The study also reveals that Iowa produced 186,700 gallons of wine in 2008, for a total of $7.6 million in retail value of wine sold. The industry supported 1,773 jobs and $50 million in wages.
“We are just scratching the surface for the economic impact Iowa wine can have for the state,” said Cushman. “Iowa’s per capita wine consumption trails the national average by more than five bottles per person per year. I would expect the resurgence of a native wine industry in Iowa will increase the awareness and accessibility to wine in general and will bring our resident wine consumption closer to the national average. This represents a potential of $120 million in wine sales. This economic impact study shows that for every $1 spent on Iowa wine another $30 is cycled through Iowa. This is a big impact on Iowa’s economy!”
Cushman also noted:

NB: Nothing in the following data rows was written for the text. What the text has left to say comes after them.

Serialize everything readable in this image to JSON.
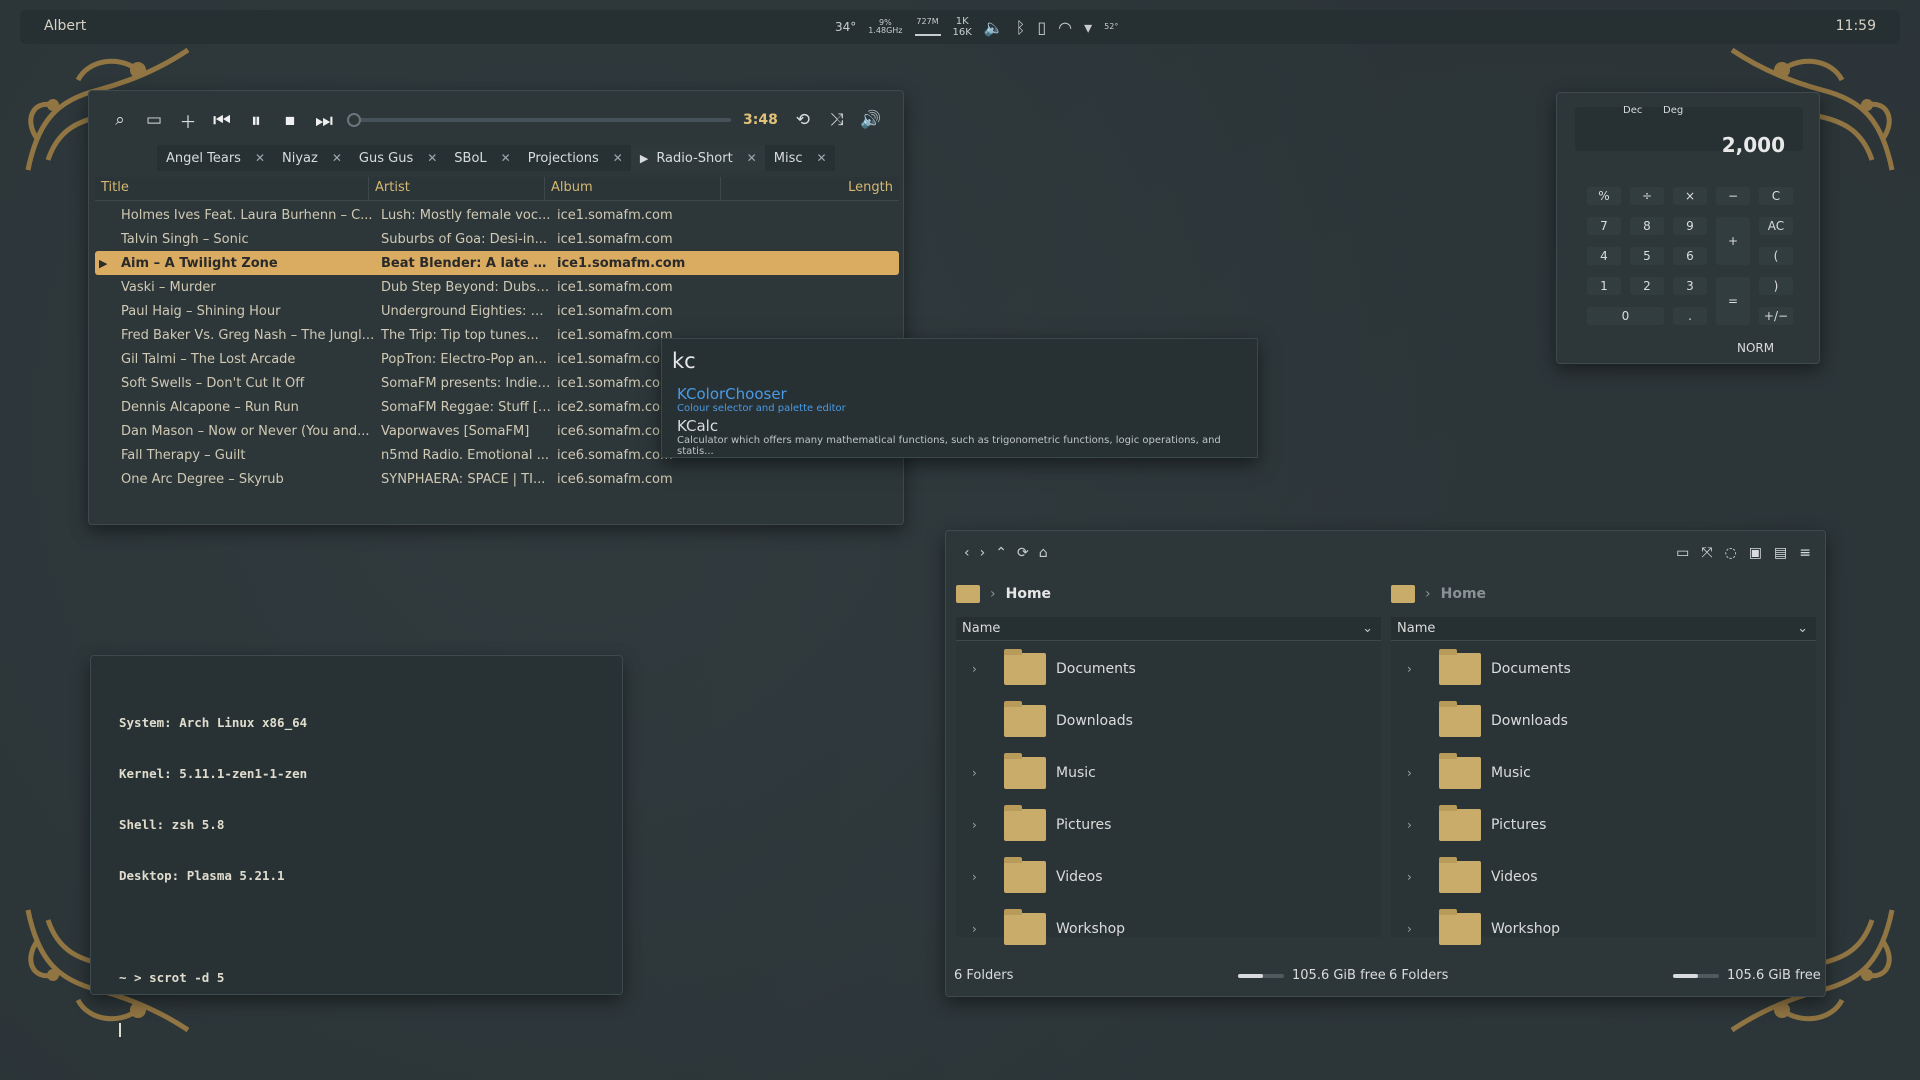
{
  "panel": {
    "app_name": "Albert",
    "clock": "11:59",
    "tray": {
      "cpu_temp": "34°",
      "cpu_freq": "1.48GHz",
      "cpu_load": "9%",
      "mem": "727M",
      "net_up": "1K",
      "net_down": "16K",
      "gpu_temp": "52°"
    }
  },
  "player": {
    "time": "3:48",
    "tabs": [
      {
        "label": "Angel Tears",
        "active": false
      },
      {
        "label": "Niyaz",
        "active": false
      },
      {
        "label": "Gus Gus",
        "active": false
      },
      {
        "label": "SBoL",
        "active": false
      },
      {
        "label": "Projections",
        "active": false
      },
      {
        "label": "Radio-Short",
        "active": true
      },
      {
        "label": "Misc",
        "active": false
      }
    ],
    "columns": {
      "title": "Title",
      "artist": "Artist",
      "album": "Album",
      "length": "Length"
    },
    "rows": [
      {
        "title": "Holmes Ives Feat. Laura Burhenn – C...",
        "artist": "Lush: Mostly female voc...",
        "album": "ice1.somafm.com"
      },
      {
        "title": "Talvin Singh – Sonic",
        "artist": "Suburbs of Goa: Desi-in...",
        "album": "ice1.somafm.com"
      },
      {
        "title": "Aim – A Twilight Zone",
        "artist": "Beat Blender: A late n...",
        "album": "ice1.somafm.com",
        "playing": true
      },
      {
        "title": "Vaski – Murder",
        "artist": "Dub Step Beyond: Dubst...",
        "album": "ice1.somafm.com"
      },
      {
        "title": "Paul Haig – Shining Hour",
        "artist": "Underground Eighties: U...",
        "album": "ice1.somafm.com"
      },
      {
        "title": "Fred Baker Vs. Greg Nash – The Jungl...",
        "artist": "The Trip:  Tip top tunes...",
        "album": "ice1.somafm.com"
      },
      {
        "title": "Gil Talmi – The Lost Arcade",
        "artist": "PopTron: Electro-Pop an...",
        "album": "ice1.somafm.com"
      },
      {
        "title": "Soft Swells – Don't Cut It Off",
        "artist": "SomaFM presents: Indie ...",
        "album": "ice1.somafm.com"
      },
      {
        "title": "Dennis Alcapone – Run Run",
        "artist": "SomaFM Reggae: Stuff [S...",
        "album": "ice2.somafm.com"
      },
      {
        "title": "Dan Mason – Now or Never (You and...",
        "artist": "Vaporwaves [SomaFM]",
        "album": "ice6.somafm.com"
      },
      {
        "title": "Fall Therapy – Guilt",
        "artist": "n5md Radio. Emotional ...",
        "album": "ice6.somafm.com"
      },
      {
        "title": "One Arc Degree – Skyrub",
        "artist": "SYNPHAERA: SPACE | TI...",
        "album": "ice6.somafm.com"
      }
    ]
  },
  "launcher": {
    "query": "kc",
    "results": [
      {
        "name": "KColorChooser",
        "desc": "Colour selector and palette editor"
      },
      {
        "name": "KCalc",
        "desc": "Calculator which offers many mathematical functions, such as trigonometric functions, logic operations, and statis..."
      }
    ]
  },
  "calculator": {
    "mode_base": "Dec",
    "mode_angle": "Deg",
    "value": "2,000",
    "status": "NORM",
    "keys": {
      "percent": "%",
      "divide": "÷",
      "multiply": "×",
      "minus": "−",
      "clear": "C",
      "k7": "7",
      "k8": "8",
      "k9": "9",
      "plus": "+",
      "all_clear": "AC",
      "k4": "4",
      "k5": "5",
      "k6": "6",
      "paren_open": "(",
      "k1": "1",
      "k2": "2",
      "k3": "3",
      "equals": "=",
      "paren_close": ")",
      "k0": "0",
      "dot": ".",
      "sign": "+/−"
    }
  },
  "terminal": {
    "lines": [
      "System: Arch Linux x86_64",
      "Kernel: 5.11.1-zen1-1-zen",
      "Shell: zsh 5.8",
      "Desktop: Plasma 5.21.1",
      "",
      "~ > scrot -d 5"
    ]
  },
  "files": {
    "left": {
      "location": "Home",
      "column": "Name",
      "items": [
        "Documents",
        "Downloads",
        "Music",
        "Pictures",
        "Videos",
        "Workshop"
      ],
      "expandable": [
        true,
        false,
        true,
        true,
        true,
        true
      ],
      "status": "6 Folders",
      "free": "105.6 GiB free",
      "used_fraction": 0.55
    },
    "right": {
      "location": "Home",
      "column": "Name",
      "items": [
        "Documents",
        "Downloads",
        "Music",
        "Pictures",
        "Videos",
        "Workshop"
      ],
      "expandable": [
        true,
        false,
        true,
        true,
        true,
        true
      ],
      "status": "6 Folders",
      "free": "105.6 GiB free",
      "used_fraction": 0.55
    }
  },
  "colors": {
    "accent": "#d9ac62",
    "launcher_highlight": "#4a9ae4",
    "folder": "#c9ac6a",
    "background": "#2b3437"
  }
}
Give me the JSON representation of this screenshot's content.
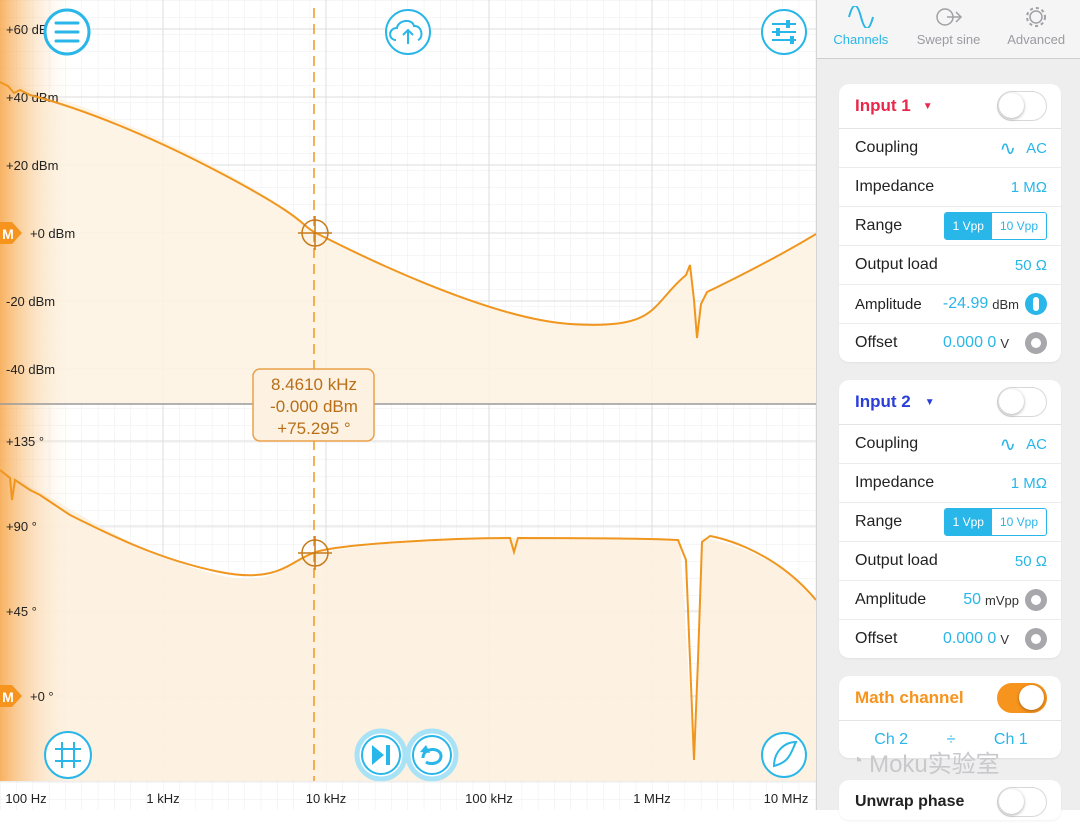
{
  "plot": {
    "mag_labels": [
      "+60 dBm",
      "+40 dBm",
      "+20 dBm",
      "+0 dBm",
      "-20 dBm",
      "-40 dBm"
    ],
    "phase_labels": [
      "+135 °",
      "+90 °",
      "+45 °",
      "+0 °"
    ],
    "freq_labels": [
      "100 Hz",
      "1 kHz",
      "10 kHz",
      "100 kHz",
      "1 MHz",
      "10 MHz"
    ],
    "marker_label": "M",
    "cursor": {
      "freq": "8.4610 kHz",
      "mag": "-0.000 dBm",
      "phase": "+75.295 °"
    },
    "trace_color": "#f0961e",
    "accent": "#29b6e8"
  },
  "tabs": [
    {
      "label": "Channels",
      "icon": "sine-wave-icon"
    },
    {
      "label": "Swept sine",
      "icon": "sweep-arrow-icon"
    },
    {
      "label": "Advanced",
      "icon": "gear-icon"
    }
  ],
  "input1": {
    "title": "Input 1",
    "color": "#e8284a",
    "coupling_label": "Coupling",
    "coupling": "AC",
    "impedance_label": "Impedance",
    "impedance": "1 MΩ",
    "range_label": "Range",
    "range_opt1": "1 Vpp",
    "range_opt2": "10 Vpp",
    "load_label": "Output load",
    "load": "50 Ω",
    "amp_label": "Amplitude",
    "amp": "-24.99",
    "amp_unit": "dBm",
    "offset_label": "Offset",
    "offset": "0.000 0",
    "offset_unit": "V"
  },
  "input2": {
    "title": "Input 2",
    "color": "#2a3fd9",
    "coupling_label": "Coupling",
    "coupling": "AC",
    "impedance_label": "Impedance",
    "impedance": "1 MΩ",
    "range_label": "Range",
    "range_opt1": "1 Vpp",
    "range_opt2": "10 Vpp",
    "load_label": "Output load",
    "load": "50 Ω",
    "amp_label": "Amplitude",
    "amp": "50",
    "amp_unit": "mVpp",
    "offset_label": "Offset",
    "offset": "0.000 0",
    "offset_unit": "V"
  },
  "math": {
    "title": "Math channel",
    "ch_a": "Ch 2",
    "op": "÷",
    "ch_b": "Ch 1"
  },
  "unwrap": {
    "title": "Unwrap phase"
  },
  "watermark": "Moku实验室"
}
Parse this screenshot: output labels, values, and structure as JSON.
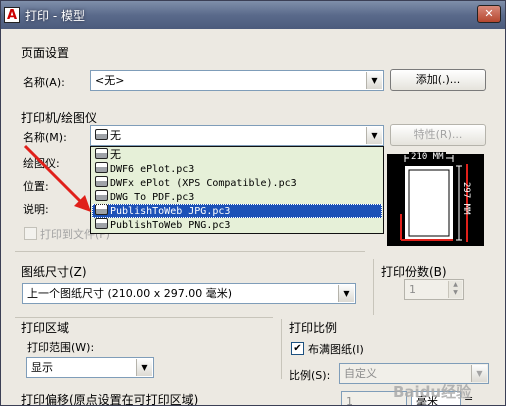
{
  "window": {
    "title": "打印 - 模型",
    "app_icon": "A",
    "close_symbol": "✕"
  },
  "page_setup": {
    "group_title": "页面设置",
    "name_label": "名称(A):",
    "name_value": "<无>",
    "add_button": "添加(.)..."
  },
  "printer": {
    "group_title": "打印机/绘图仪",
    "name_label": "名称(M):",
    "name_value": "无",
    "properties_button": "特性(R)...",
    "plotter_label": "绘图仪:",
    "location_label": "位置:",
    "description_label": "说明:",
    "print_to_file_label": "打印到文件(F)",
    "dropdown_items": [
      "无",
      "DWF6 ePlot.pc3",
      "DWFx ePlot (XPS Compatible).pc3",
      "DWG To PDF.pc3",
      "PublishToWeb JPG.pc3",
      "PublishToWeb PNG.pc3"
    ],
    "selected_index": 4,
    "preview_width_label": "210 MM",
    "preview_height_label": "297 MM"
  },
  "paper": {
    "group_title": "图纸尺寸(Z)",
    "value": "上一个图纸尺寸 (210.00 x 297.00 毫米)"
  },
  "copies": {
    "group_title": "打印份数(B)",
    "value": "1"
  },
  "area": {
    "group_title": "打印区域",
    "range_label": "打印范围(W):",
    "range_value": "显示"
  },
  "scale": {
    "group_title": "打印比例",
    "fit_label": "布满图纸(I)",
    "fit_checked": true,
    "ratio_label": "比例(S):",
    "ratio_value": "自定义"
  },
  "offset": {
    "group_title": "打印偏移(原点设置在可打印区域)",
    "value": "1",
    "unit": "毫米",
    "equals": "="
  },
  "watermark": "Baidu经验",
  "colors": {
    "accent": "#1c51b7",
    "arrow": "#e0201a",
    "dropdown_bg": "#e6f0d8"
  }
}
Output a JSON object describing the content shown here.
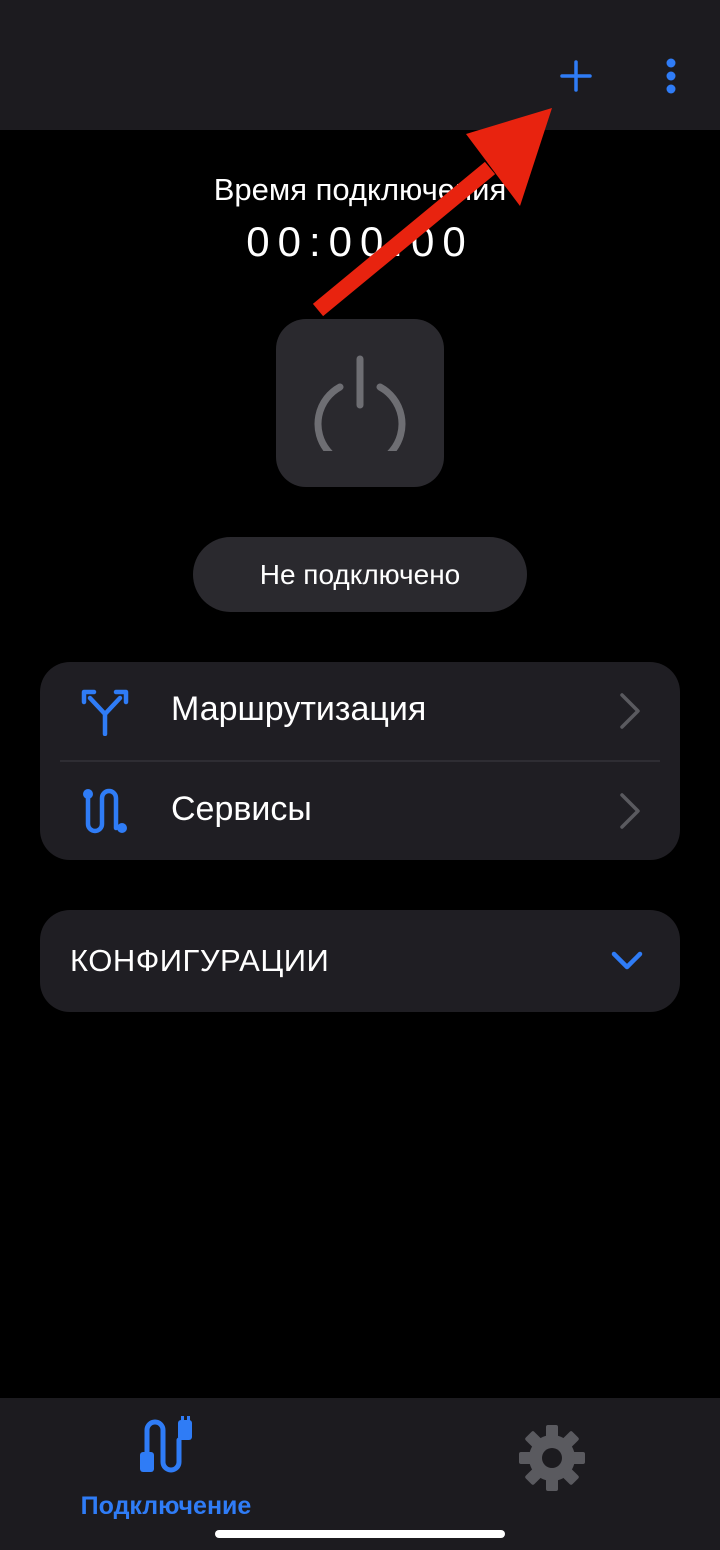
{
  "header": {
    "add_icon": "plus-icon",
    "menu_icon": "more-vertical-icon"
  },
  "connection": {
    "time_label": "Время подключения",
    "time_value": "00:00.00",
    "power_icon": "power-icon",
    "status": "Не подключено"
  },
  "menu": {
    "items": [
      {
        "label": "Маршрутизация",
        "icon": "routing-split-icon"
      },
      {
        "label": "Сервисы",
        "icon": "services-path-icon"
      }
    ]
  },
  "configurations": {
    "label": "КОНФИГУРАЦИИ",
    "icon": "chevron-down-icon"
  },
  "bottom_nav": {
    "items": [
      {
        "label": "Подключение",
        "icon": "plug-icon",
        "active": true
      },
      {
        "label": "",
        "icon": "gear-icon",
        "active": false
      }
    ]
  },
  "colors": {
    "accent": "#2f7cf6",
    "background": "#000000",
    "surface": "#1f1e23",
    "bar": "#1c1b1f",
    "annotation_arrow": "#e8230f"
  }
}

- During 2008, Iowa had 74 licensed wineries, 400 grape growers and 1,000 grape-bearing acres.
- An estimated 237,000 wine-related Iowa travelers spent $27.5 million in 2008.
- In 2008, Iowa ranked #14 in the number of wineries and #22 in wine production in the U.S.
- In 2009, Iowa wineries sold 212,891 gallons of wine, representing a 5.5 percent market share of wine purchased in Iowa, up from 5.25 percent in 2008.
- In January 2010, there were 82 licensed wineries, 400 grape growers and 1,200 grape-bearing acres.
“Travelers to our state enjoy visiting the wineries,” says Nancy Landess, Manager of the Iowa Tourism Office. “According to our welcome center staff, some of the most frequently asked questions are about Iowa’s wineries. And that is reflected in the Iowa Welcome Center Survey report; welcome center travelers with an interest in wineries spend more money and are more likely to extend their stay in Iowa.”
The study was completed by MFK Research of St. Helena, California. MFK Research has completed several statewide wine and vineyard economic impact studies, along with a national research study.